These days Nannies aren’t the only folks working ‘at home’, or should we clarify that, in someone else’s home. Care of the pandemic, the concept of the home-office is now commonplace and there are a whole swathe of new employees having to figure out how they can work in this new environment.
Back in 1989 when we opened Riverside Cares, it was a rarity, the territory of freelancers.
But why does this pose special challenges for a Nanny? Put simply the central element of the employment is not fielding phone calls or handling data, it’s caring for a child and not any child, but the offspring of the employer with whom one is in very close range. A dual-challenge for both parties.
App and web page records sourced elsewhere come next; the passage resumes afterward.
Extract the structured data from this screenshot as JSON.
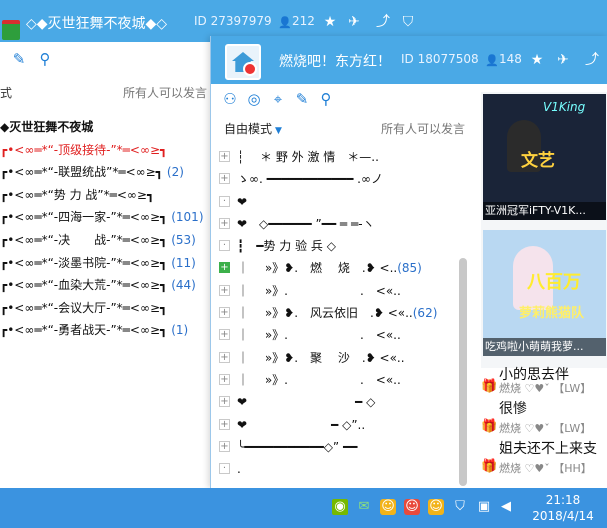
{
  "back_window": {
    "title": "◇◆灭世狂舞不夜城◆◇",
    "room_id": "ID 27397979",
    "member_count": "212",
    "mode_label": "式",
    "permission": "所有人可以发言",
    "channels": [
      {
        "text": "◆灭世狂舞不夜城",
        "count": "",
        "style": "bold"
      },
      {
        "text": "┏•<∞═*“-顶级接待-”*═<∞≥┓",
        "count": "",
        "style": "red"
      },
      {
        "text": "┏•<∞═*“-联盟统战”*═<∞≥┓",
        "count": "(2)",
        "style": ""
      },
      {
        "text": "┏•<∞═*“势 力 战”*═<∞≥┓",
        "count": "",
        "style": ""
      },
      {
        "text": "┏•<∞═*“-四海一家-”*═<∞≥┓",
        "count": "(101)",
        "style": ""
      },
      {
        "text": "┏•<∞═*“-决　　战-”*═<∞≥┓",
        "count": "(53)",
        "style": ""
      },
      {
        "text": "┏•<∞═*“-淡墨书院-”*═<∞≥┓",
        "count": "(11)",
        "style": ""
      },
      {
        "text": "┏•<∞═*“-血染大荒-”*═<∞≥┓",
        "count": "(44)",
        "style": ""
      },
      {
        "text": "┏•<∞═*“-会议大厅-”*═<∞≥┓",
        "count": "",
        "style": ""
      },
      {
        "text": "┏•<∞═*“-勇者战天-”*═<∞≥┓",
        "count": "(1)",
        "style": ""
      }
    ]
  },
  "front_window": {
    "title": "燃烧吧！东方红！",
    "room_id": "ID 18077508",
    "member_count": "148",
    "mode_label": "自由模式",
    "permission": "所有人可以发言",
    "channels": [
      {
        "exp": "+",
        "text": "┆　 ＊ 野 外 激 情　＊—..",
        "count": ""
      },
      {
        "exp": "+",
        "text": "ゝ∞. ━━━━━━━━━━━━ .∞ノ",
        "count": ""
      },
      {
        "exp": "·",
        "text": "❤",
        "count": ""
      },
      {
        "exp": "+",
        "text": "❤　◇━━━━━━ ”━━ ═ ═-ヽ",
        "count": ""
      },
      {
        "exp": "·",
        "text": "┇　━势 力 验 兵 ◇",
        "count": ""
      },
      {
        "exp": "+",
        "text": "｜　 »》❥.　燃　 烧　.❥ <..",
        "count": "(85)"
      },
      {
        "exp": "+",
        "text": "｜　 »》.　　　　　　.　<«..",
        "count": ""
      },
      {
        "exp": "+",
        "text": "｜　 »》❥.　风云依旧　.❥ <«..",
        "count": "(62)"
      },
      {
        "exp": "+",
        "text": "｜　 »》.　　　　　　.　<«..",
        "count": ""
      },
      {
        "exp": "+",
        "text": "｜　 »》❥.　聚　 沙　.❥ <«..",
        "count": ""
      },
      {
        "exp": "+",
        "text": "｜　 »》.　　　　　　.　<«..",
        "count": ""
      },
      {
        "exp": "+",
        "text": "❤　　　　　　　　　━ ◇",
        "count": ""
      },
      {
        "exp": "+",
        "text": "❤　　　　　　　━ ◇”..",
        "count": ""
      },
      {
        "exp": "+",
        "text": "╰━━━━━━━━━━━◇” ━━",
        "count": ""
      },
      {
        "exp": "·",
        "text": ".",
        "count": ""
      }
    ],
    "videos": [
      {
        "caption": "亚洲冠军iFTY-V1K...",
        "brand": "V1King",
        "headline": "文艺"
      },
      {
        "caption": "吃鸡啦小萌萌我萝...",
        "brand": "",
        "headline": "八百万",
        "sub": "萝莉熊猫队"
      }
    ],
    "chat": [
      {
        "msg": "小的思去伴",
        "meta": ""
      },
      {
        "msg": "很慘",
        "meta": "燃烧 ♡♥ˇ 【LW】"
      },
      {
        "msg": "姐夫还不上来支",
        "meta": "燃烧 ♡♥ˇ 【LW】"
      },
      {
        "msg": "",
        "meta": "燃烧 ♡♥ˇ 【HH】"
      }
    ]
  },
  "taskbar": {
    "time": "21:18",
    "date": "2018/4/14"
  }
}
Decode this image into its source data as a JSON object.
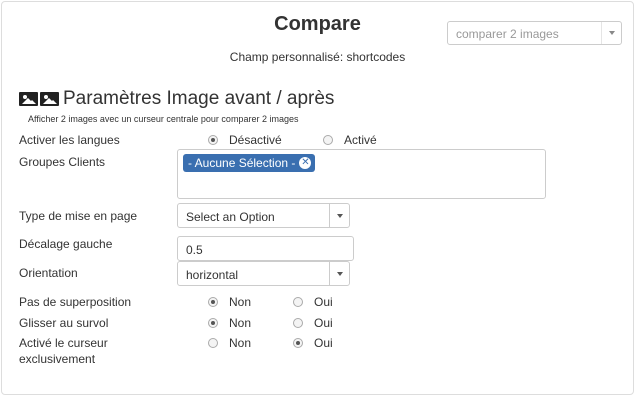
{
  "header": {
    "title": "Compare",
    "subtitle": "Champ personnalisé: shortcodes",
    "shortcode_select": {
      "placeholder": "comparer 2 images"
    }
  },
  "section": {
    "title": "Paramètres Image avant / après",
    "description": "Afficher 2 images avec un curseur centrale pour comparer 2 images",
    "icons": [
      "image-icon",
      "image-icon"
    ]
  },
  "fields": {
    "langues": {
      "label": "Activer les langues",
      "options": [
        "Désactivé",
        "Activé"
      ],
      "selected": "Désactivé"
    },
    "groupes_clients": {
      "label": "Groupes Clients",
      "tag": "- Aucune Sélection -"
    },
    "type_mise_en_page": {
      "label": "Type de mise en page",
      "value": "Select an Option"
    },
    "decalage_gauche": {
      "label": "Décalage gauche",
      "value": "0.5"
    },
    "orientation": {
      "label": "Orientation",
      "value": "horizontal"
    },
    "pas_de_superposition": {
      "label": "Pas de superposition",
      "options": [
        "Non",
        "Oui"
      ],
      "selected": "Non"
    },
    "glisser_au_survol": {
      "label": "Glisser au survol",
      "options": [
        "Non",
        "Oui"
      ],
      "selected": "Non"
    },
    "curseur_exclusif": {
      "label_line1": "Activé le curseur",
      "label_line2": "exclusivement",
      "options": [
        "Non",
        "Oui"
      ],
      "selected": "Oui"
    }
  },
  "colors": {
    "tag_background": "#3a6fb0",
    "border": "#cccccc",
    "text": "#333333"
  }
}
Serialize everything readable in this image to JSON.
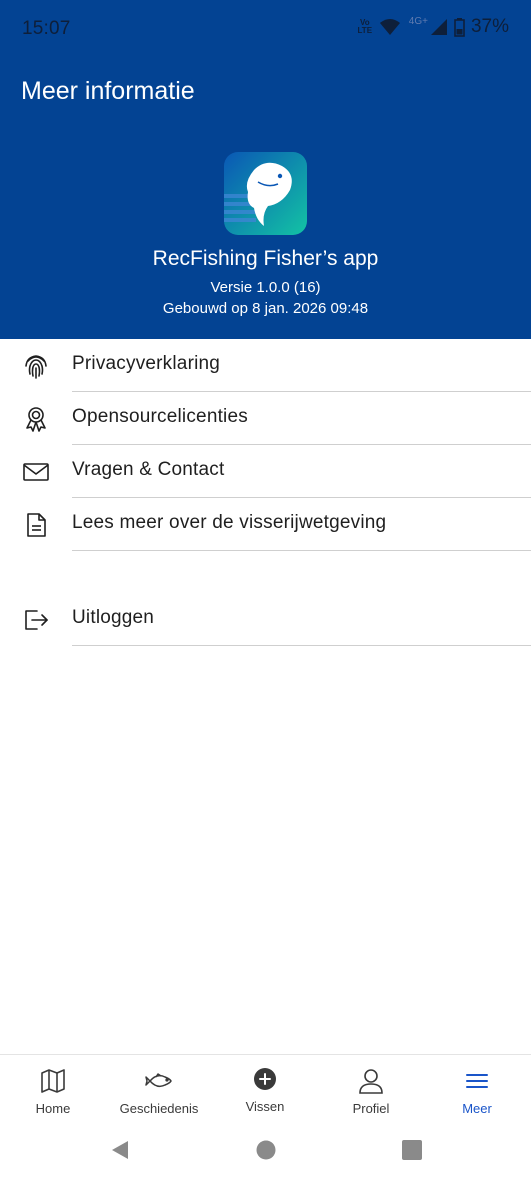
{
  "status_bar": {
    "time": "15:07",
    "volte": "Vo LTE",
    "network": "4G+",
    "battery": "37%"
  },
  "header": {
    "title": "Meer informatie",
    "app_name": "RecFishing Fisher’s app",
    "version": "Versie 1.0.0 (16)",
    "built": "Gebouwd op 8 jan. 2026 09:48",
    "background_color": "#034393"
  },
  "menu": {
    "items": [
      {
        "label": "Privacyverklaring",
        "icon": "fingerprint-icon"
      },
      {
        "label": "Opensourcelicenties",
        "icon": "award-ribbon-icon"
      },
      {
        "label": "Vragen & Contact",
        "icon": "mail-icon"
      },
      {
        "label": "Lees meer over de visserijwetgeving",
        "icon": "document-icon"
      }
    ],
    "logout": {
      "label": "Uitloggen",
      "icon": "logout-icon"
    }
  },
  "bottom_nav": {
    "items": [
      {
        "label": "Home",
        "icon": "map-icon"
      },
      {
        "label": "Geschiedenis",
        "icon": "fish-icon"
      },
      {
        "label": "Vissen",
        "icon": "plus-circle-icon"
      },
      {
        "label": "Profiel",
        "icon": "person-icon"
      },
      {
        "label": "Meer",
        "icon": "menu-icon",
        "active": true
      }
    ],
    "active_color": "#1a55c9"
  }
}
Choosing the right person works both ways, each has to figure out if they can both work independently at close range and share the workspace. For the Parent, it is essential that they feel the Nanny understands their worries about behaving naturally at home whilst their employee is present, a fact that needs to be realistically addressed. To a Nanny this is a bizarre notion, of course, they get it, but it does persist as a worry for good reason. A Parent wants to feel that they can, at short notice, if they wish to, come and have a cuddle or play for a few minutes with their child. The challenge for the Nanny is to ensure that the atmosphere does not become awkward because they feel they are being constantly observed or the plan they had in mind disrupted. Let’s categorize this as knowing when not to interrupt. Not easy is it?
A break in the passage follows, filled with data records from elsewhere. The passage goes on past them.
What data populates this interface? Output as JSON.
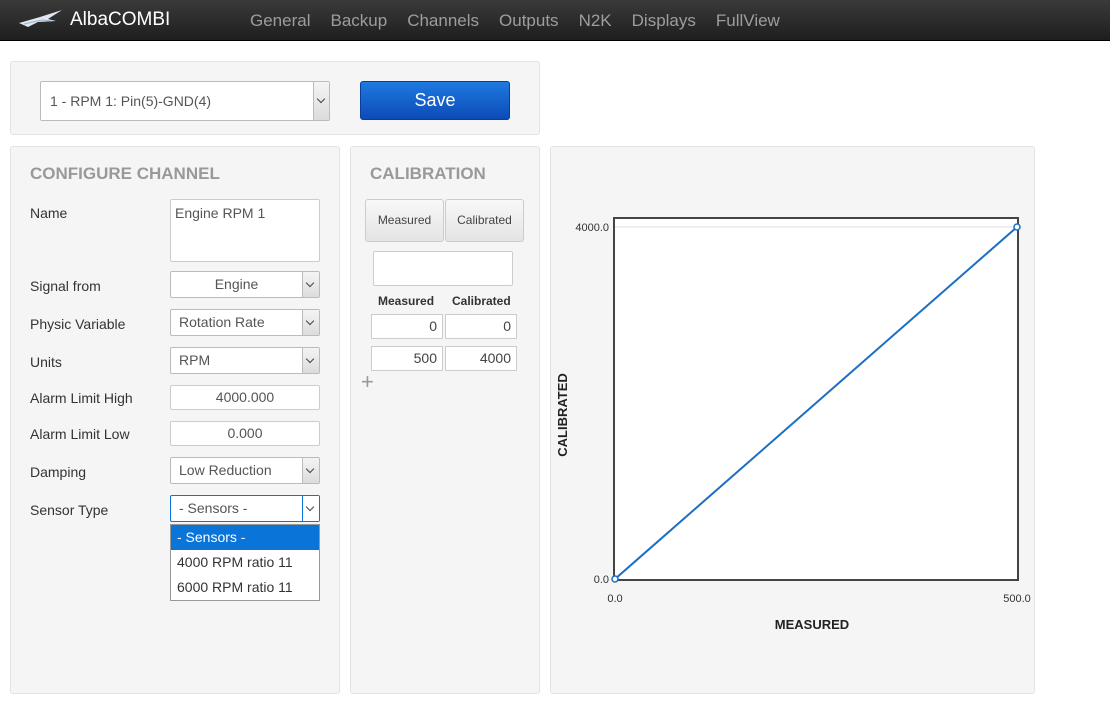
{
  "app": {
    "name": "AlbaCOMBI"
  },
  "nav": [
    {
      "label": "General"
    },
    {
      "label": "Backup"
    },
    {
      "label": "Channels"
    },
    {
      "label": "Outputs"
    },
    {
      "label": "N2K"
    },
    {
      "label": "Displays"
    },
    {
      "label": "FullView"
    }
  ],
  "top": {
    "channel_select": "1 - RPM 1: Pin(5)-GND(4)",
    "save_label": "Save"
  },
  "config": {
    "title": "CONFIGURE CHANNEL",
    "name_label": "Name",
    "name_value": "Engine RPM 1",
    "signal_label": "Signal from",
    "signal_value": "Engine",
    "physic_label": "Physic Variable",
    "physic_value": "Rotation Rate",
    "units_label": "Units",
    "units_value": "RPM",
    "alarm_high_label": "Alarm Limit High",
    "alarm_high_value": "4000.000",
    "alarm_low_label": "Alarm Limit Low",
    "alarm_low_value": "0.000",
    "damping_label": "Damping",
    "damping_value": "Low Reduction",
    "sensor_label": "Sensor Type",
    "sensor_value": "- Sensors -",
    "sensor_options": [
      "- Sensors -",
      "4000 RPM ratio 11",
      "6000 RPM ratio 11"
    ]
  },
  "calibration": {
    "title": "CALIBRATION",
    "btn_measured": "Measured",
    "btn_calibrated": "Calibrated",
    "col_measured": "Measured",
    "col_calibrated": "Calibrated",
    "rows": [
      {
        "measured": "0",
        "calibrated": "0"
      },
      {
        "measured": "500",
        "calibrated": "4000"
      }
    ],
    "add_icon": "+"
  },
  "chart_data": {
    "type": "line",
    "x": [
      0,
      500
    ],
    "y": [
      0,
      4000
    ],
    "xlabel": "MEASURED",
    "ylabel": "CALIBRATED",
    "xlim": [
      0,
      500
    ],
    "ylim": [
      0,
      4000
    ],
    "x_ticks": [
      "0.0",
      "500.0"
    ],
    "y_ticks": [
      "0.0",
      "4000.0"
    ],
    "line_color": "#1a6fc4"
  }
}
At the heart of making it work is having a series of conversations during the interview process to ensure that both parties views, if not completely compatible, are at least in the same ball-park, that there is an understanding of the Other. Without that in place, some avoidable problems could become real obstacles to successful employment.
The problems viewed through different prisms give us fascinating insight. Parents say that whilst it’s true they do want to wander into an activity and take part, mostly it’s for a few minutes as they need to work (having a Nanny is one of the most expensive childcare options and frequently if they don’t work they can’t afford to keep the Nanny) so they are rarely in danger of hi-jacking an activity for an afternoon, it’s simply a major treat on route to kitchen for a cuppa or before leaving for an appointment or even incredibly soothing after a stressful work-related issue.
Nannies fairly comment that a Parent wandering in and out of the picture is disruptive and sometimes distressing for the child who then wants to stay with their Parent and can’t understand why they are not allowed to.
The issue seems insurmountable but actually, on the contrary, it just takes patience, consistency and understanding – if a child can get used to their parent leaving for the office at 8 am and returning at 6.30 pm equally they can adjust to a parent being at home but not always accessible.
A few simple measures help enormously.
In our experience whoever is going to be the principal contact for the Nanny during the employment should be the lead person in the initial stages of short-listing candidates and play an active role in the interview conversations and trial if Nanny is invited to spend time with the family.
Work out how discipline will be tackled and how to have a uniform approach. It will fail completely if the child believes they get different responses from different people.
Create a language when working together where one can say to the other – this isn’t a great time or prefer if you didn’t, build up your own signals for this.
Make the home office space in an area away from the play and activity area. We strongly suggest a room with a door that can be closed so Nanny can say Mummy or Daddy has gone to work now. Door open means visits are welcome, the door closed means not suitable.
The Nanny needs to know if there is going to be a meeting at the home – play dates and client moments don’t mix well for either party. Whilst we recognise there won’t be much of that during lock-down rules – it will at some stage return. A working house-diary will ensure this never happens.
Forgive each other!
Sometimes Nanny and Parent will get it wrong, will irritate each other, and will feel the other is creating havoc. It happens and it’s not necessarily detrimental to the long term good health of the relationship. If you both really want it to work it will, as they say where there’s a will there’s a way.
Since 1989 the team at Riverside have helped families find professional childcare solutions, as well as delivering accredited training including Paediatric First Aid and Safeguarding